After his final return to Canada, weary from his demanding schedule and prolonged visits overseas, Robert Allan Pyne chose to retire from politics. He left the cabinet and the legislature in May 1918 and was succeeded by Henry John Cody*. Afterwards, Pyne served as clerk of York County and then as sheriff of Toronto, a post he held from 1923 until his sudden death from a heart attack in 1931.
A physician, public servant, British patriot, and proud Orangeman, Robert Allan Pyne was overseer of the Ontario education system in an era of profound social change. He was unafraid to advocate school reforms that he believed improved standards for teachers and students alike.
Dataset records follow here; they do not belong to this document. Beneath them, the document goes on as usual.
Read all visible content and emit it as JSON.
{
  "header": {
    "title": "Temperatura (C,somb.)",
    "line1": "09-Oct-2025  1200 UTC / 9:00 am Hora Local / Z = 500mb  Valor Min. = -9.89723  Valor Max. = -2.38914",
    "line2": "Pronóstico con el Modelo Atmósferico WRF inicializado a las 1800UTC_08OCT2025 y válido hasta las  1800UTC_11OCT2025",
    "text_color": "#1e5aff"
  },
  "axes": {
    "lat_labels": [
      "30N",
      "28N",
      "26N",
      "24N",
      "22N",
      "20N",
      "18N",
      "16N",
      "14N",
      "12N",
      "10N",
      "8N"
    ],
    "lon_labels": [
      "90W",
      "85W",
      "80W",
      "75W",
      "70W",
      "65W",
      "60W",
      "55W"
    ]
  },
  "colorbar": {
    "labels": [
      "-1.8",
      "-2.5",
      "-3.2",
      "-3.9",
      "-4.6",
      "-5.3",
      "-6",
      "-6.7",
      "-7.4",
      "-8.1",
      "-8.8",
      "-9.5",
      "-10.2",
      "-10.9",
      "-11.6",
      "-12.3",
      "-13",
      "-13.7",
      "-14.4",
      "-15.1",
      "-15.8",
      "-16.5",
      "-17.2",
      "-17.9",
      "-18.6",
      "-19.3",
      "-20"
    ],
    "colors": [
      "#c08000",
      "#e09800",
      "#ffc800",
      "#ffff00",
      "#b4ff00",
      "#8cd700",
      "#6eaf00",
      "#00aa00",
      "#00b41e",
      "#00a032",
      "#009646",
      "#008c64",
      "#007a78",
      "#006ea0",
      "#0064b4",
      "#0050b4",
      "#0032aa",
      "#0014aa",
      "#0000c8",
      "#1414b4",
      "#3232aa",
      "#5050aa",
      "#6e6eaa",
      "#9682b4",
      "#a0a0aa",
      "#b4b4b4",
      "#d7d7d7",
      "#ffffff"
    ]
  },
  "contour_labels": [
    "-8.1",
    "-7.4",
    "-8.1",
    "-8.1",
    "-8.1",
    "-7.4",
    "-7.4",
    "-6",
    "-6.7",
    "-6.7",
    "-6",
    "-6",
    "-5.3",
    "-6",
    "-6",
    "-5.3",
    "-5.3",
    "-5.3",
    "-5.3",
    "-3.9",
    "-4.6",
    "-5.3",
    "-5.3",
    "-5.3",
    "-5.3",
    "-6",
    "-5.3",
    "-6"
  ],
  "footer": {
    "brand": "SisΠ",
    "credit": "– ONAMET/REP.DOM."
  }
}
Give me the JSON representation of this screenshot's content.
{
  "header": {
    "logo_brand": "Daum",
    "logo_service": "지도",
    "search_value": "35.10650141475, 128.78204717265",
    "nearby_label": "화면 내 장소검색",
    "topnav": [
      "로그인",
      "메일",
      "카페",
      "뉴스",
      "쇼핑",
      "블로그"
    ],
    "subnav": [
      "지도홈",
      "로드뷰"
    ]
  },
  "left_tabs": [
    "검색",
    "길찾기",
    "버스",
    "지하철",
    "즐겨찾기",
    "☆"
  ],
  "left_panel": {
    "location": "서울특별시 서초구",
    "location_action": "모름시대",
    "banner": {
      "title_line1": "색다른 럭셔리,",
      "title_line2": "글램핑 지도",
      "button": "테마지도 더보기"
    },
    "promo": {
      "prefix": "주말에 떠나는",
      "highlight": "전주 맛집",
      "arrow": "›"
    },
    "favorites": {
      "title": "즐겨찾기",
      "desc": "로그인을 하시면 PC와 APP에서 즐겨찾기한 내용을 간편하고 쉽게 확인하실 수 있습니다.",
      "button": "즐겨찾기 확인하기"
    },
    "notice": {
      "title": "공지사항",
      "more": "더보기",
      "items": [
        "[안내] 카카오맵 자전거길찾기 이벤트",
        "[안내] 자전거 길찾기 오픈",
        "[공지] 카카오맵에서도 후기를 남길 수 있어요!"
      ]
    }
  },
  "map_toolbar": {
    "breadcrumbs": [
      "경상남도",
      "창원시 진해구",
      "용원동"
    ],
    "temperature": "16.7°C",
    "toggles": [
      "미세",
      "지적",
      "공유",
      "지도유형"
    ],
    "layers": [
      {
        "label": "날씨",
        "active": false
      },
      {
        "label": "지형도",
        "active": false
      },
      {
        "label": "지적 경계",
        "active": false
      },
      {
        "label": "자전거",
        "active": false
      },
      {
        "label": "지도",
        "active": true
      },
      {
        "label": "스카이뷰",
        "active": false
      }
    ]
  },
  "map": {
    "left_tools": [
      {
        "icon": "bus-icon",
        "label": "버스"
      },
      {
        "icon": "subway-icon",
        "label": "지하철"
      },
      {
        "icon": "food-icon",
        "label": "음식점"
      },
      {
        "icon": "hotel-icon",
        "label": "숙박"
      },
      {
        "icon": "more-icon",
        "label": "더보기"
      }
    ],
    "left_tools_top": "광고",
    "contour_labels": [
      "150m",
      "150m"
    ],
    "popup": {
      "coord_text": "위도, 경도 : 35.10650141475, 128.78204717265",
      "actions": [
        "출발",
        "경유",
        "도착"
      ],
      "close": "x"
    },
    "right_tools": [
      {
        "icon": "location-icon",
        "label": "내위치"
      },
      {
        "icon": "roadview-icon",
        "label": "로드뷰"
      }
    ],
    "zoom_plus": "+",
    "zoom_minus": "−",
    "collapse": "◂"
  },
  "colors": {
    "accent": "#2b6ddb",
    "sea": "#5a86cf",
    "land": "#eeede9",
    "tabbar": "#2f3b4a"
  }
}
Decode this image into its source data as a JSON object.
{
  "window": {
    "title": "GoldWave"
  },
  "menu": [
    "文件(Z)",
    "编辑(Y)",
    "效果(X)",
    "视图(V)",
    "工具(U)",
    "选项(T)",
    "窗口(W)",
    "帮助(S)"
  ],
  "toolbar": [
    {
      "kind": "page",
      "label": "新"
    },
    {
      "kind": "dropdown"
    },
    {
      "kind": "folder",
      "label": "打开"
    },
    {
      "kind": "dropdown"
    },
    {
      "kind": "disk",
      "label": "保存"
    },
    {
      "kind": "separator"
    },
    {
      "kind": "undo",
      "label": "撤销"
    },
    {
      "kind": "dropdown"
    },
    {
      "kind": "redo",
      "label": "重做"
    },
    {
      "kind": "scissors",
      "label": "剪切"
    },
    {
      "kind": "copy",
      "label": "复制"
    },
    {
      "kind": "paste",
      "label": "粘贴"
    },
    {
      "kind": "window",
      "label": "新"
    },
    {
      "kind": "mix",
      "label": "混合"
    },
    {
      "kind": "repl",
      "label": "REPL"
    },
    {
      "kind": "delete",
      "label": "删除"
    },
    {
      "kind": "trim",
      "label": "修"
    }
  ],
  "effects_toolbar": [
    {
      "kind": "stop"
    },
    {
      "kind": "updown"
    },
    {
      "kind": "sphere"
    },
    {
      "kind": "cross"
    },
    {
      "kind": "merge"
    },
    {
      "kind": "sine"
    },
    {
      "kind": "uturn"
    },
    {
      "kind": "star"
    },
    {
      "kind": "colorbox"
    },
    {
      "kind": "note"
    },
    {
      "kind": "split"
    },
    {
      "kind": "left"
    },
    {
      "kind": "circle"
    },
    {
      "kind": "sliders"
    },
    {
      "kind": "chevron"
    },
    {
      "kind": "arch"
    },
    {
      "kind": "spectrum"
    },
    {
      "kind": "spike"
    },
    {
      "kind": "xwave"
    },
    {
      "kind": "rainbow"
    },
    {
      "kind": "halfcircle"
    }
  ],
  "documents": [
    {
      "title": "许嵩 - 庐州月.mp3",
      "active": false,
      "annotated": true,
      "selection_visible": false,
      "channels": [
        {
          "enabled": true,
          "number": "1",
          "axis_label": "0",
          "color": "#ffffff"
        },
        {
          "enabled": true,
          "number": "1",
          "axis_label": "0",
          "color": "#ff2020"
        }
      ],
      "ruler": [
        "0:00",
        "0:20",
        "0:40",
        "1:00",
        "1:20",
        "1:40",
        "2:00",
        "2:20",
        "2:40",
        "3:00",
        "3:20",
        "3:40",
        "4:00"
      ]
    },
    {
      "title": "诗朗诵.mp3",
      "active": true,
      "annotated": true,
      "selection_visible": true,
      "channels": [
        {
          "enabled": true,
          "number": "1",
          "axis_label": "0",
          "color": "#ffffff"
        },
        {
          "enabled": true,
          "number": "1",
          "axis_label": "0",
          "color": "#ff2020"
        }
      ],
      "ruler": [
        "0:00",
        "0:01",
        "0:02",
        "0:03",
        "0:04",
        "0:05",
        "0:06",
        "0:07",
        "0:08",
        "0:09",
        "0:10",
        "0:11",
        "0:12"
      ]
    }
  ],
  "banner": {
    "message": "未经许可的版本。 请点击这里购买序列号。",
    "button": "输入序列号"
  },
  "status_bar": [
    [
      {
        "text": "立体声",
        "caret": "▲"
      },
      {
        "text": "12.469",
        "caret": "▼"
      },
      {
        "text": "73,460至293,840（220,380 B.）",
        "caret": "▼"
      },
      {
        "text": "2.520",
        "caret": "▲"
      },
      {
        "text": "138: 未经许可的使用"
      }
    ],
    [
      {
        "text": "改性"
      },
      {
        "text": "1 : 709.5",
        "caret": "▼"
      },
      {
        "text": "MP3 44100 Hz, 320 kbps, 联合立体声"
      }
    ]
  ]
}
His policies on bilingual schools were so controversial that they would continue to be a subject of debate in the early 21st century.
Toronto Daily Star, 17 Feb. 1913; 29 April 1914; 8 April, 26 May 1915; 26 April, 2 Nov. 1916; 19 June 1931. J. D. Cecillon, Prayers, petitions, and protests: the Catholic Church and the Ontario schools crisis in the Windsor border region, 1910–1928 (Montreal and Kingston, Ont., 2013). Robert Choquette, Language and religion: a history of English-French conflict in Ontario (Ottawa, 1975). C. W. Humphries, “Honest enough to be bold”: the life and times of Sir James Pliny Whitney (Toronto, 1985). F. W. Merchant, Report on the condition of English-French schools in the province of Ontario (Toronto, 1912). Ont., Committee appointed to enquire into the condition of the schools attended by French-speaking pupils, Report (Toronto, 1927).
© 2023– University of Toronto/Université Laval
Cite This Article
Jack Cecillon, “PYNE, ROBERT ALLAN,” in Dictionary of Canadian Biography, vol. 16, University of Toronto/Université Laval, 2003–, accessed June 6, 2023, http://www.biographi.ca/en/bio/pyne_robert_allan_16E.html.
The citation above shows the format for footnotes and endnotes according to the Chicago manual of style (16th edition). Information to be used in other citation formats:
|Author of Article:||Jack Cecillon|
|Title of Article:||PYNE, ROBERT ALLAN|
|Publication Name:||Dictionary of Canadian Biography, vol. 16|
|Publisher:||University of Toronto/Université Laval|
|Year of publication:||2023|
|Year of revision:||2023|
|Access Date:||June 6, 2023|